    The Heidelberg Project began in 1986 by Tyree Guyton in Detroit’s East Side neighborhood. It is an example of artworks that spark dialogue between vacancy and the community. Together with his grandfather, Guyton began cleaning up lots along Heidelberg and Elba streets in an area perceived as dangerous and unwelcoming. Guyton salvaged random material and transformed it into art installations, turning the neighborhood landscape into large art environments through the decoration of abandoned houses and yards6 [fig 9 and 10]. The art has empowered the neighborhood, instilling it with pride. It now welcomes 275,000 annual visitors to walk the streets at all times of day7

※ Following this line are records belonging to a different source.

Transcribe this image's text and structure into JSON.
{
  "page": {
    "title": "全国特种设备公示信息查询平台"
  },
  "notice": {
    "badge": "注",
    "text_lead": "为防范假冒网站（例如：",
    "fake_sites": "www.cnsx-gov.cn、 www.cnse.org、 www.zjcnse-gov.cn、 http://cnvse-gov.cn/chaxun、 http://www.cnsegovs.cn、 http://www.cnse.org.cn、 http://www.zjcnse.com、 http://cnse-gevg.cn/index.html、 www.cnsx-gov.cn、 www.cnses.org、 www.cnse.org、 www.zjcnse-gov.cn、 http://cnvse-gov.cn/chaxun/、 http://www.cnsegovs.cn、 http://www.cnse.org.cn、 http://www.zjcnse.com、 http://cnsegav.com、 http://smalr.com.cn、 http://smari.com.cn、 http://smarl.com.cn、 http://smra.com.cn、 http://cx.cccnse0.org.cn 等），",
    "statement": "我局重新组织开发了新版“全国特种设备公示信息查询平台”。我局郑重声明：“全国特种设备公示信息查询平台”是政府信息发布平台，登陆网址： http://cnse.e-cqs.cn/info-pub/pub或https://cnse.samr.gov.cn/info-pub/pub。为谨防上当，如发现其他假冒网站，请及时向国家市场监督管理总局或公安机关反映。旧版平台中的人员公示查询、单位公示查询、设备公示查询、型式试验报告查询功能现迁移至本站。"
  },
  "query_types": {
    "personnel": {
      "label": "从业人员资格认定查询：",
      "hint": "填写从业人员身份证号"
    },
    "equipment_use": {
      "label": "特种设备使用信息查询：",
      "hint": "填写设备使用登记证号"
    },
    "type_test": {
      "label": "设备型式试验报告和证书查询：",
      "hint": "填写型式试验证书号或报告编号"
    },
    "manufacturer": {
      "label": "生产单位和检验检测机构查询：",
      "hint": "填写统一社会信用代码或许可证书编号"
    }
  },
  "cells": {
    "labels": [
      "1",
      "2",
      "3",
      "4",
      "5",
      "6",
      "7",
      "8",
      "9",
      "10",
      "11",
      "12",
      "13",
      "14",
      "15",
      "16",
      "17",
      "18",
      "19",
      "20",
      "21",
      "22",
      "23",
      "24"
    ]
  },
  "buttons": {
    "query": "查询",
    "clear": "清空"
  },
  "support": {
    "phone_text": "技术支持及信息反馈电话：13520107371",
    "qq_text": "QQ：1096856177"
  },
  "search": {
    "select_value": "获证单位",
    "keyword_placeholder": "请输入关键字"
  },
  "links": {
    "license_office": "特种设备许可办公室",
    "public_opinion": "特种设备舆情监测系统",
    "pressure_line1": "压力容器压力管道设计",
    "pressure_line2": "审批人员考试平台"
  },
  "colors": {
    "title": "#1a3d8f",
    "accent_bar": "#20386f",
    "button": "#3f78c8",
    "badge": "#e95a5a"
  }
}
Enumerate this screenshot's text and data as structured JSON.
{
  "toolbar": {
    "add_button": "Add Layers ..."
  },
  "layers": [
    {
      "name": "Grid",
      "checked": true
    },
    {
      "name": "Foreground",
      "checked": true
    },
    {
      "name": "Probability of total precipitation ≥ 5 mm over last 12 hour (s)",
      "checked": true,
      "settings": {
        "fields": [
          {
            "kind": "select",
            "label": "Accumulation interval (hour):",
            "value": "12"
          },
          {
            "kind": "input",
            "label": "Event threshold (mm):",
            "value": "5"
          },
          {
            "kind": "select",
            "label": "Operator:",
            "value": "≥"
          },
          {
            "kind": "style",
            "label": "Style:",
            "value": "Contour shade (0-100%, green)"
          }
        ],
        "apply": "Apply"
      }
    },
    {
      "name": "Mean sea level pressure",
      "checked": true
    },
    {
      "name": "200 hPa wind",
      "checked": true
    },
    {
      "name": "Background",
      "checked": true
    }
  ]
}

    The neighborhood provides a social critique of the blight and decay within the neighborhood and the city as whole. Twenty-four houses serve as inspiration to date, posing questions on the definition of community and the bonds that make a city work. On two occasions in the 1990s, the city of Detroit demolished a total of six houses in the Heidelberg Project, citing their existence as an impediment to urban planning. As a result, Guyton and supporters filed a civil lawsuit. The Wayne County circuit court ruled in their favor to protect the artist’s 1st amendment rights.  


fig. 11
Kea Tawana Ark, Newark, NJ (Photo by Camilo Jose Vergara)

    In a similar project, Kea Tawana built a wooden ark on city vacant land in Newark, New Jersey in 1981 [fig. 11]. Fed up with city neglect of the neighborhood since the 1967 riots, Tawana decided to create a massive structure – ninety feet wide and three stories high – using scavenged material. The ark served to provide hope and symbolize renewal. Unfortunately, the city decided to raze the structure, stating that its presence did not comply with code.

    All of these art environments respond to the social condition left by vacancy and address neglect by enlivening an abandoned lot or derelict building. They present playful and composed installations. Opinions of these creations vary between curiosity or intolerance. People living in the immediate area may be intolerant of the artistic squatting on the condemned property, and city intervention may coincide with neighborhood opposition through the introduction of city codes and regulations8.  


fig. 12
Evening view of the Heidelberg Project, Detroit, MI (Photo by Mike Budziak)

    One problem with the Heidelberg Project is that in the evening, the works recede back into their environment [fig. 12]. Street fixtures turn on, and the area visually reverts back to their status quo. The Heidelberg Project’s large-scale installations become monstrosities that scatter the landscape like the refuse found in a vacant lot. In addition, the low color rendering index (CRI) of the high-pressure sodium lighting washes everything in a sickly yellow [fig 13 and 14], eliminating the vibrant colors painted by Guyton on these projects. Either taken as individual works or a whole environment, the failure to highlight these art transformations reduces the vital uniqueness on display.  


fig. 13 and 14
Evening view of the Heidelberg Project, Detroit, MI (Photos by Mike Budziak)

    To provide the works with special lighting might allow the Heidelberg Project to continue its discourse. This can be accomplished with temporary fixtures strategically placed onsite to create dramatic effect. By using a lamp with a higher CRI than HPS, these scenes would contrast from the streetscape and better display the vacant condition. The creation of spectacle is not the intent. Instead, the light provides a vehicle to support the social commentary of the artist author.

6 Guyton, Tyree. Connecting the Dots: Tyree Guyton’s Heidelberg Project. (Detroit: Wayne State University Press, 2007), 1.

7 “Heidelberg Project”. Available from Wikipedia: <http://en.wikipedia.org/wiki/Heidelberg_Project> (accessed 1 February 2010).

8 Brown, Chip. “Tawana’s Ark”, New York Magazine, 6 April 1987, 22.

No comments:

Post a Comment